_Requirement_
Although the entries contain pictures, only their words should be duplicated exactly.

_Information provided_
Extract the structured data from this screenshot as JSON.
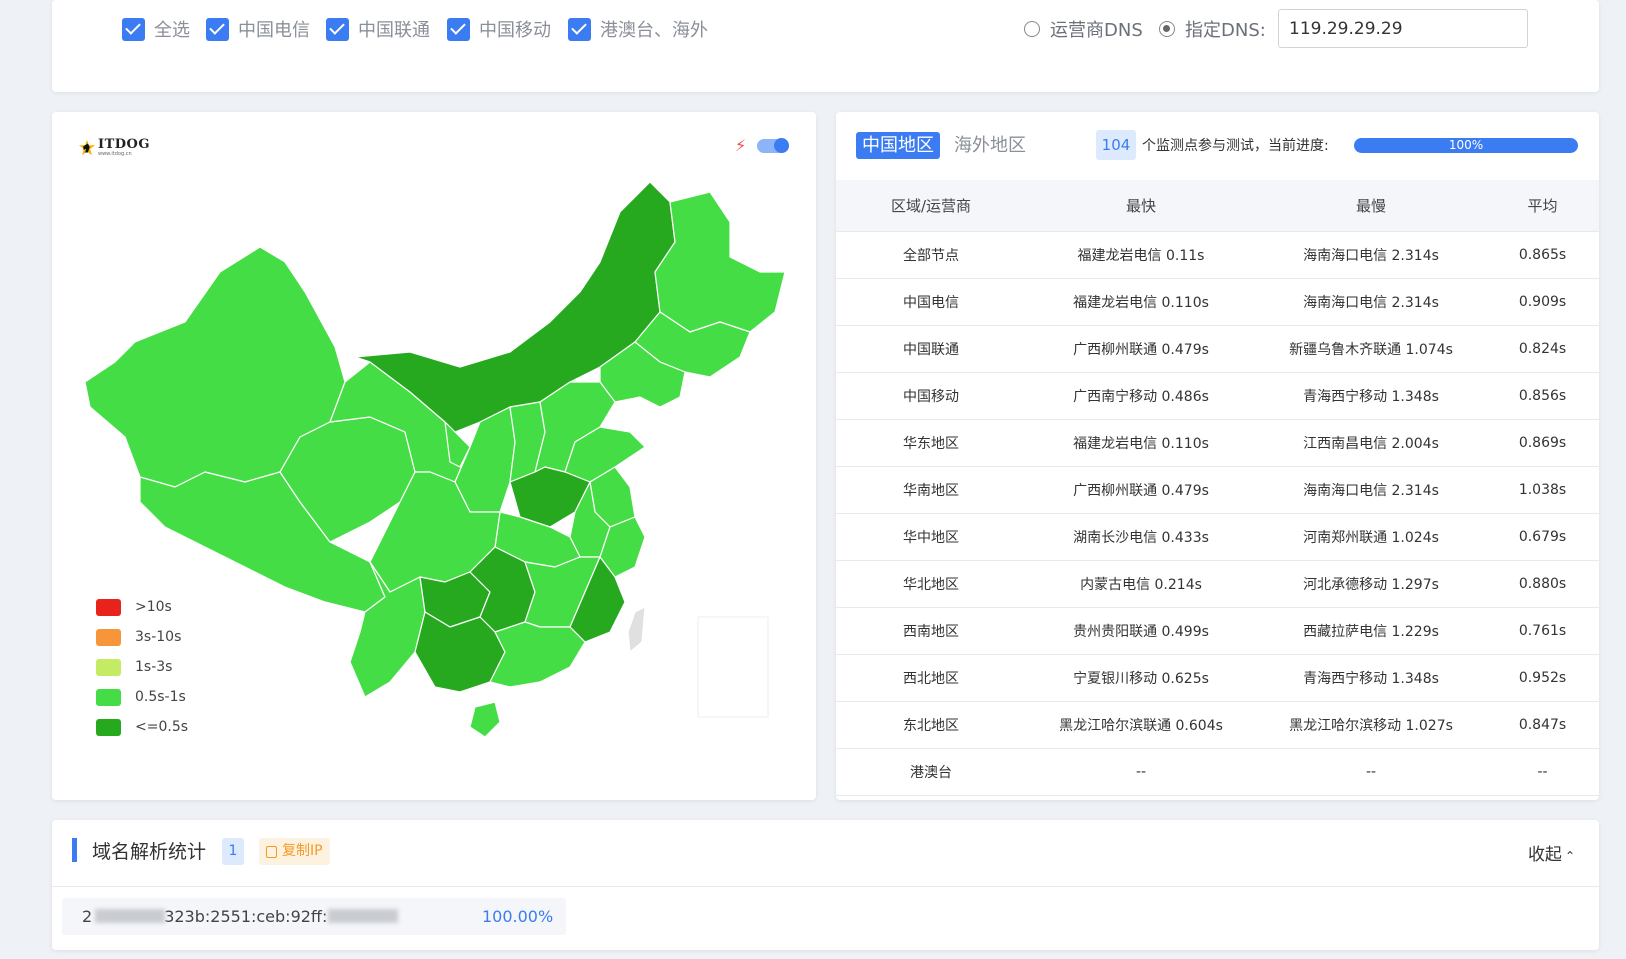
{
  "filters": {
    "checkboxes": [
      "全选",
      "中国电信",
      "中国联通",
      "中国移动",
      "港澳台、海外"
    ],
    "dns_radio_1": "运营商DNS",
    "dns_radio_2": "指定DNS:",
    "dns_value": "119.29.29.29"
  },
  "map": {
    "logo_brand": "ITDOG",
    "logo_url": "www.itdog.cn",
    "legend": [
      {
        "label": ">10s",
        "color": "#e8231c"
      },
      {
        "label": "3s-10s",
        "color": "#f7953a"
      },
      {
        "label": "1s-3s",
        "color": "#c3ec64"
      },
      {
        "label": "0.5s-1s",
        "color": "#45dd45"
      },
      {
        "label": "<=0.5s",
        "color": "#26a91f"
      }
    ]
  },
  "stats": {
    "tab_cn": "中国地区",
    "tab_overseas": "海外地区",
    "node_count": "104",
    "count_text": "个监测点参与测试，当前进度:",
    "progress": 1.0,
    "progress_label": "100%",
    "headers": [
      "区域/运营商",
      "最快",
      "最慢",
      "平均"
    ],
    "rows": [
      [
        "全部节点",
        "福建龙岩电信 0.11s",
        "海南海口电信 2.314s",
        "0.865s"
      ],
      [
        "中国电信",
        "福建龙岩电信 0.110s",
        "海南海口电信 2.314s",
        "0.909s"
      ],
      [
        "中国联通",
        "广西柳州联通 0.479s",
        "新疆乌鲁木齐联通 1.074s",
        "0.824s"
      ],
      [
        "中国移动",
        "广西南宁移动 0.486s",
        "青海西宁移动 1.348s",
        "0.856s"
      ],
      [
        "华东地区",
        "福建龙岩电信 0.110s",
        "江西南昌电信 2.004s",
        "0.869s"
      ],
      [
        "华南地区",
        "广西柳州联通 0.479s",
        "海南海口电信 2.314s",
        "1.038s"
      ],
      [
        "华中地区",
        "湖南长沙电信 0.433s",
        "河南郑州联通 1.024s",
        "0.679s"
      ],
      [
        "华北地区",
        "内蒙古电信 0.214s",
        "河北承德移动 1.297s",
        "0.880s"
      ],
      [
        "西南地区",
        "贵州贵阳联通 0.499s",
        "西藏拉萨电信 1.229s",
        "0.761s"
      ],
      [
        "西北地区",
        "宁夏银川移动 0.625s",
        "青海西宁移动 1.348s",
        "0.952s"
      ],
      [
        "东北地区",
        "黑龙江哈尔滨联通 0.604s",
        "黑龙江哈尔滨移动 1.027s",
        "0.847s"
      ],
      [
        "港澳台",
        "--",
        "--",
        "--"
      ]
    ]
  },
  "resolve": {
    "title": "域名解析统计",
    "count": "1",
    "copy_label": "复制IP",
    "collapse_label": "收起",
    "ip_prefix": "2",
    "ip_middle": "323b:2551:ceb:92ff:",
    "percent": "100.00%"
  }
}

_Output below_
Extract the structured data from this screenshot as JSON.
{
  "filters": {
    "checkboxes": [
      "全选",
      "中国电信",
      "中国联通",
      "中国移动",
      "港澳台、海外"
    ],
    "dns_radio_1": "运营商DNS",
    "dns_radio_2": "指定DNS:",
    "dns_value": "119.29.29.29"
  },
  "map": {
    "logo_brand": "ITDOG",
    "logo_url": "www.itdog.cn",
    "legend": [
      {
        "label": ">10s",
        "color": "#e8231c"
      },
      {
        "label": "3s-10s",
        "color": "#f7953a"
      },
      {
        "label": "1s-3s",
        "color": "#c3ec64"
      },
      {
        "label": "0.5s-1s",
        "color": "#45dd45"
      },
      {
        "label": "<=0.5s",
        "color": "#26a91f"
      }
    ]
  },
  "stats": {
    "tab_cn": "中国地区",
    "tab_overseas": "海外地区",
    "node_count": "104",
    "count_text": "个监测点参与测试，当前进度:",
    "progress": 1.0,
    "progress_label": "100%",
    "headers": [
      "区域/运营商",
      "最快",
      "最慢",
      "平均"
    ],
    "rows": [
      [
        "全部节点",
        "福建龙岩电信 0.11s",
        "海南海口电信 2.314s",
        "0.865s"
      ],
      [
        "中国电信",
        "福建龙岩电信 0.110s",
        "海南海口电信 2.314s",
        "0.909s"
      ],
      [
        "中国联通",
        "广西柳州联通 0.479s",
        "新疆乌鲁木齐联通 1.074s",
        "0.824s"
      ],
      [
        "中国移动",
        "广西南宁移动 0.486s",
        "青海西宁移动 1.348s",
        "0.856s"
      ],
      [
        "华东地区",
        "福建龙岩电信 0.110s",
        "江西南昌电信 2.004s",
        "0.869s"
      ],
      [
        "华南地区",
        "广西柳州联通 0.479s",
        "海南海口电信 2.314s",
        "1.038s"
      ],
      [
        "华中地区",
        "湖南长沙电信 0.433s",
        "河南郑州联通 1.024s",
        "0.679s"
      ],
      [
        "华北地区",
        "内蒙古电信 0.214s",
        "河北承德移动 1.297s",
        "0.880s"
      ],
      [
        "西南地区",
        "贵州贵阳联通 0.499s",
        "西藏拉萨电信 1.229s",
        "0.761s"
      ],
      [
        "西北地区",
        "宁夏银川移动 0.625s",
        "青海西宁移动 1.348s",
        "0.952s"
      ],
      [
        "东北地区",
        "黑龙江哈尔滨联通 0.604s",
        "黑龙江哈尔滨移动 1.027s",
        "0.847s"
      ],
      [
        "港澳台",
        "--",
        "--",
        "--"
      ]
    ]
  },
  "resolve": {
    "title": "域名解析统计",
    "count": "1",
    "copy_label": "复制IP",
    "collapse_label": "收起",
    "ip_prefix": "2",
    "ip_middle": "323b:2551:ceb:92ff:",
    "percent": "100.00%"
  }
}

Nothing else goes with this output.